Apart from the areas directly monitored in the survey, there are other extraneous factors that can indirectly affect the patient satisfaction. These include bed comfort, room size, convenience of access, wait times, mismanagement in transition, surgical errors and other components. With the aid of analytics, the impact of each of these factors can be easily monitored.

Conclusion and next steps

Analytics can deliver value to the healthcare industry and has the power to bring transformation. Each stride on the path of improvement will lead to substantial progress and reliable results. Effectively transitioning to the Value-Based Program and successfully achieving the Triple Aim can become a reality. Based on their analytics maturity, different providers have different needs. Instead of getting overwhelmed with the myriad of offerings and an unclear direction for their analytics initiatives, providers can follow the following specific steps to embed analytics in their system and bring relevant change.

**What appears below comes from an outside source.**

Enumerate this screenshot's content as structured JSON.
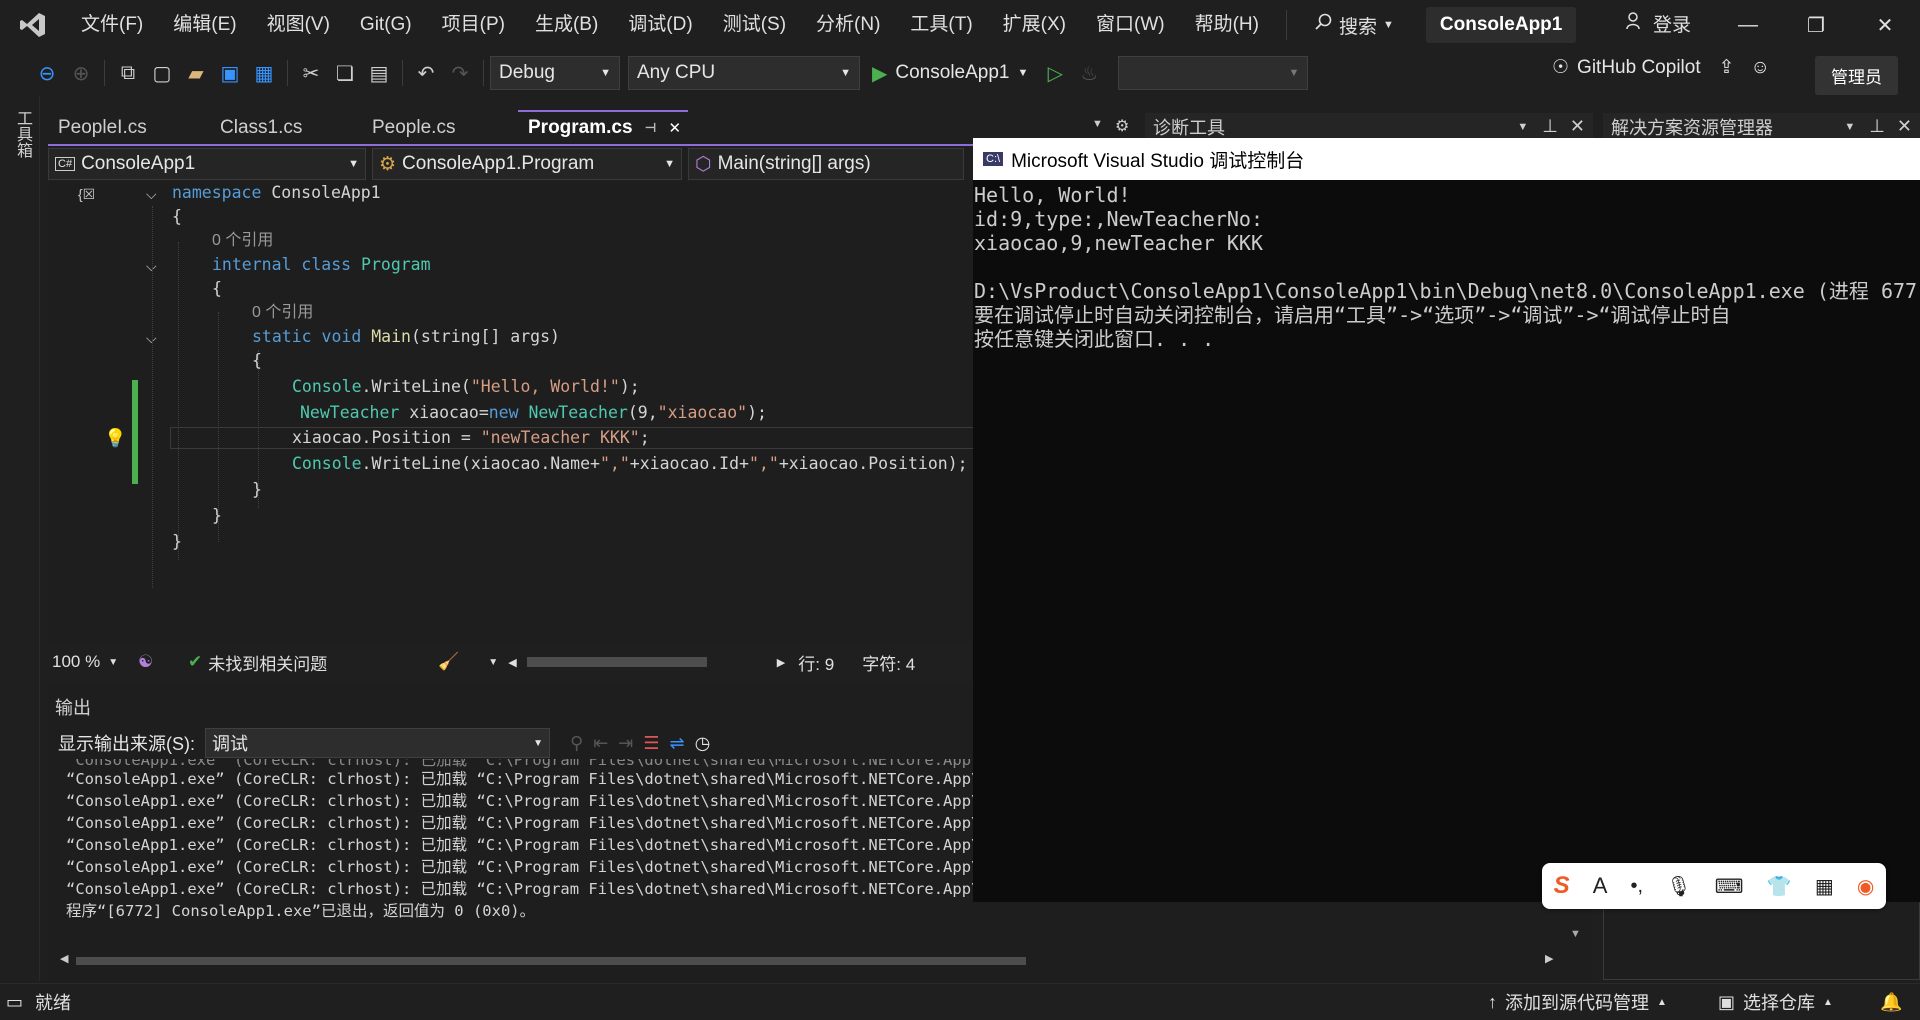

  • Create a consumable, intelligent patient data asset leveraging a broad variety of data sets to ensure a deep understanding of each element
  • Clearly identify and prioritize actions to achieve desired outcomes with optimized effort
  • Install self-service analytical dashboards for ongoing performance monitoring for each of the Triple Aim dimensions
  • Create an advanced patient portal enabling information access to physicians as well as patients
  • Implement the relevant insights and embed them in the workflow by making structural changes in the system.

References

  1. http://www.hcahpsonline.org/home.aspx
  2. http://www.hcahpsonline.org/HospitalVBP.aspx
  3. https://www.cms.gov/Outreachand-Education/Medicare-Learning-Network-MLN/MLNProducts/downloads/Hospital_VBPurchasing_Fact_Sheet_ICN907664.pdf
  4. https://www.cms.gov/medicare/quality-initiatives-patientassessment-instruments/ hospitalqualityinits/downloads/hospitalhcahpsfactsheet201007.pdf
  5. https://www.medicare.gov/hospitalcompare/search.html
  6. https://www.cms.gov/Medicare/Quality-Initiatives-Patient-Assessment-Instruments/physician-compareinitiative/Public_Reporting.html